Toliver says she was particularly affected by Prince’s unexpected death. “I was crushed,” she says. “I said, I just gotta take it one day at a time because he was a family member to me. When I lost my sister and family members, I’d grab a Prince song to pull me through whatever pain I was having. And now, he’s gone, I gotta listen to his music to build my strength up.”
Toliver appreciates the DIA for throwing the tribute party and found comfort in being surrounded by fans akin to her. “It’s like family,” she says.
After the sun had gone down and the cherry moon was up, Emcee Rich Rice ushered in the Mighty Funhouse, a local band formed by drummer Skeeto Valdez, well-known for their “jazzy P-Funk.”
As deep lavender spotlights shone brilliantly on Rodin’s “The Thinker” statue and illuminated the building’s white walls, I watched clusters of purple bodies, dancing and talking and bustling around. I wondered what that tall, steadfast, unmoving purple man was thinking about before he became stone. He was kind of like Prince, in that way — the constant, grandest entity of the party. You just knew he was onto something great.
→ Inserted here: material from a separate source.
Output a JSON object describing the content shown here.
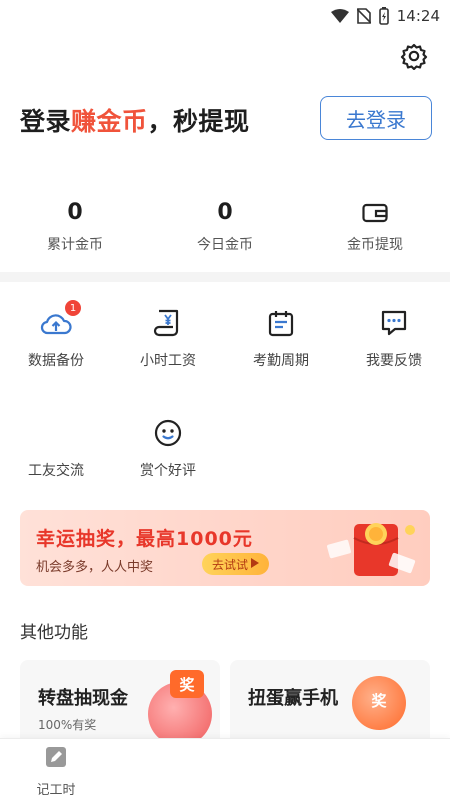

Sooner than later, the crowds shuffled out. But he was still there, still in the middle of it all, still purple.
Melina Glusac is a summer editorial intern. As an aspiring music journalist, she geeks out over all things MC5, Mariah Carey, and Meat Puppets.